## [Exercise]
Output every record exactly, apart from its images.

## [Source material]

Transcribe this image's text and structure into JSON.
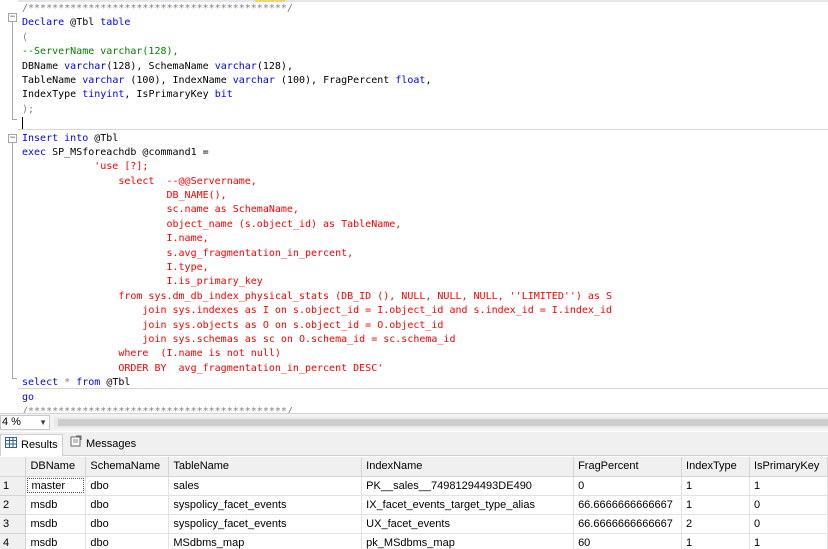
{
  "editor": {
    "lines": [
      [
        [
          "/*******************************************/",
          "g"
        ]
      ],
      [
        [
          "Declare",
          "k"
        ],
        [
          " @Tbl ",
          ""
        ],
        [
          "table",
          "k"
        ]
      ],
      [
        [
          "(",
          "g"
        ]
      ],
      [
        [
          "--ServerName varchar(128),",
          "c"
        ]
      ],
      [
        [
          "DBName ",
          ""
        ],
        [
          "varchar",
          "k"
        ],
        [
          "(128), SchemaName ",
          ""
        ],
        [
          "varchar",
          "k"
        ],
        [
          "(128),",
          ""
        ]
      ],
      [
        [
          "TableName ",
          ""
        ],
        [
          "varchar",
          "k"
        ],
        [
          " (100), IndexName ",
          ""
        ],
        [
          "varchar",
          "k"
        ],
        [
          " (100), FragPercent ",
          ""
        ],
        [
          "float",
          "k"
        ],
        [
          ",",
          ""
        ]
      ],
      [
        [
          "IndexType ",
          ""
        ],
        [
          "tinyint",
          "k"
        ],
        [
          ", IsPrimaryKey ",
          ""
        ],
        [
          "bit",
          "k"
        ]
      ],
      [
        [
          ");",
          "g"
        ]
      ],
      [
        [
          "",
          "caret"
        ]
      ],
      [
        [
          "Insert",
          "k"
        ],
        [
          " ",
          ""
        ],
        [
          "into",
          "k"
        ],
        [
          " @Tbl",
          ""
        ]
      ],
      [
        [
          "exec",
          "k"
        ],
        [
          " SP_MSforeachdb @command1 =",
          ""
        ]
      ],
      [
        [
          "            'use [?];",
          "s"
        ]
      ],
      [
        [
          "                select  --@@Servername,",
          "s"
        ]
      ],
      [
        [
          "                        DB_NAME(),",
          "s"
        ]
      ],
      [
        [
          "                        sc.name as SchemaName,",
          "s"
        ]
      ],
      [
        [
          "                        object_name (s.object_id) as TableName,",
          "s"
        ]
      ],
      [
        [
          "                        I.name,",
          "s"
        ]
      ],
      [
        [
          "                        s.avg_fragmentation_in_percent,",
          "s"
        ]
      ],
      [
        [
          "                        I.type,",
          "s"
        ]
      ],
      [
        [
          "                        I.is_primary_key",
          "s"
        ]
      ],
      [
        [
          "                from sys.dm_db_index_physical_stats (DB_ID (), NULL, NULL, NULL, ''LIMITED'') as S",
          "s"
        ]
      ],
      [
        [
          "                    join sys.indexes as I on s.object_id = I.object_id and s.index_id = I.index_id",
          "s"
        ]
      ],
      [
        [
          "                    join sys.objects as O on s.object_id = O.object_id",
          "s"
        ]
      ],
      [
        [
          "                    join sys.schemas as sc on O.schema_id = sc.schema_id",
          "s"
        ]
      ],
      [
        [
          "                where  (I.name is not null)",
          "s"
        ]
      ],
      [
        [
          "                ORDER BY  avg_fragmentation_in_percent DESC'",
          "s"
        ]
      ],
      [
        [
          "select",
          "k"
        ],
        [
          " ",
          ""
        ],
        [
          "*",
          "g"
        ],
        [
          " ",
          ""
        ],
        [
          "from",
          "k"
        ],
        [
          " @Tbl",
          ""
        ]
      ],
      [
        [
          "go",
          "k"
        ]
      ],
      [
        [
          "/*******************************************/",
          "g"
        ]
      ]
    ]
  },
  "zoom": {
    "value": "4 %",
    "arrow": "▼"
  },
  "tabs": {
    "results": "Results",
    "messages": "Messages"
  },
  "grid": {
    "columns": [
      "",
      "DBName",
      "SchemaName",
      "TableName",
      "IndexName",
      "FragPercent",
      "IndexType",
      "IsPrimaryKey"
    ],
    "rows": [
      [
        "1",
        "master",
        "dbo",
        "sales",
        "PK__sales__74981294493DE490",
        "0",
        "1",
        "1"
      ],
      [
        "2",
        "msdb",
        "dbo",
        "syspolicy_facet_events",
        "IX_facet_events_target_type_alias",
        "66.6666666666667",
        "1",
        "0"
      ],
      [
        "3",
        "msdb",
        "dbo",
        "syspolicy_facet_events",
        "UX_facet_events",
        "66.6666666666667",
        "2",
        "0"
      ],
      [
        "4",
        "msdb",
        "dbo",
        "MSdbms_map",
        "pk_MSdbms_map",
        "60",
        "1",
        "1"
      ]
    ]
  }
}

## [Exercise solution]
Transcribe this image's text and structure into JSON.
{
  "editor": {
    "lines": [
      [
        [
          "/*******************************************/",
          "g"
        ]
      ],
      [
        [
          "Declare",
          "k"
        ],
        [
          " @Tbl ",
          ""
        ],
        [
          "table",
          "k"
        ]
      ],
      [
        [
          "(",
          "g"
        ]
      ],
      [
        [
          "--ServerName varchar(128),",
          "c"
        ]
      ],
      [
        [
          "DBName ",
          ""
        ],
        [
          "varchar",
          "k"
        ],
        [
          "(128), SchemaName ",
          ""
        ],
        [
          "varchar",
          "k"
        ],
        [
          "(128),",
          ""
        ]
      ],
      [
        [
          "TableName ",
          ""
        ],
        [
          "varchar",
          "k"
        ],
        [
          " (100), IndexName ",
          ""
        ],
        [
          "varchar",
          "k"
        ],
        [
          " (100), FragPercent ",
          ""
        ],
        [
          "float",
          "k"
        ],
        [
          ",",
          ""
        ]
      ],
      [
        [
          "IndexType ",
          ""
        ],
        [
          "tinyint",
          "k"
        ],
        [
          ", IsPrimaryKey ",
          ""
        ],
        [
          "bit",
          "k"
        ]
      ],
      [
        [
          ");",
          "g"
        ]
      ],
      [
        [
          "",
          "caret"
        ]
      ],
      [
        [
          "Insert",
          "k"
        ],
        [
          " ",
          ""
        ],
        [
          "into",
          "k"
        ],
        [
          " @Tbl",
          ""
        ]
      ],
      [
        [
          "exec",
          "k"
        ],
        [
          " SP_MSforeachdb @command1 =",
          ""
        ]
      ],
      [
        [
          "            'use [?];",
          "s"
        ]
      ],
      [
        [
          "                select  --@@Servername,",
          "s"
        ]
      ],
      [
        [
          "                        DB_NAME(),",
          "s"
        ]
      ],
      [
        [
          "                        sc.name as SchemaName,",
          "s"
        ]
      ],
      [
        [
          "                        object_name (s.object_id) as TableName,",
          "s"
        ]
      ],
      [
        [
          "                        I.name,",
          "s"
        ]
      ],
      [
        [
          "                        s.avg_fragmentation_in_percent,",
          "s"
        ]
      ],
      [
        [
          "                        I.type,",
          "s"
        ]
      ],
      [
        [
          "                        I.is_primary_key",
          "s"
        ]
      ],
      [
        [
          "                from sys.dm_db_index_physical_stats (DB_ID (), NULL, NULL, NULL, ''LIMITED'') as S",
          "s"
        ]
      ],
      [
        [
          "                    join sys.indexes as I on s.object_id = I.object_id and s.index_id = I.index_id",
          "s"
        ]
      ],
      [
        [
          "                    join sys.objects as O on s.object_id = O.object_id",
          "s"
        ]
      ],
      [
        [
          "                    join sys.schemas as sc on O.schema_id = sc.schema_id",
          "s"
        ]
      ],
      [
        [
          "                where  (I.name is not null)",
          "s"
        ]
      ],
      [
        [
          "                ORDER BY  avg_fragmentation_in_percent DESC'",
          "s"
        ]
      ],
      [
        [
          "select",
          "k"
        ],
        [
          " ",
          ""
        ],
        [
          "*",
          "g"
        ],
        [
          " ",
          ""
        ],
        [
          "from",
          "k"
        ],
        [
          " @Tbl",
          ""
        ]
      ],
      [
        [
          "go",
          "k"
        ]
      ],
      [
        [
          "/*******************************************/",
          "g"
        ]
      ]
    ]
  },
  "zoom": {
    "value": "4 %",
    "arrow": "▼"
  },
  "tabs": {
    "results": "Results",
    "messages": "Messages"
  },
  "grid": {
    "columns": [
      "",
      "DBName",
      "SchemaName",
      "TableName",
      "IndexName",
      "FragPercent",
      "IndexType",
      "IsPrimaryKey"
    ],
    "rows": [
      [
        "1",
        "master",
        "dbo",
        "sales",
        "PK__sales__74981294493DE490",
        "0",
        "1",
        "1"
      ],
      [
        "2",
        "msdb",
        "dbo",
        "syspolicy_facet_events",
        "IX_facet_events_target_type_alias",
        "66.6666666666667",
        "1",
        "0"
      ],
      [
        "3",
        "msdb",
        "dbo",
        "syspolicy_facet_events",
        "UX_facet_events",
        "66.6666666666667",
        "2",
        "0"
      ],
      [
        "4",
        "msdb",
        "dbo",
        "MSdbms_map",
        "pk_MSdbms_map",
        "60",
        "1",
        "1"
      ]
    ]
  }
}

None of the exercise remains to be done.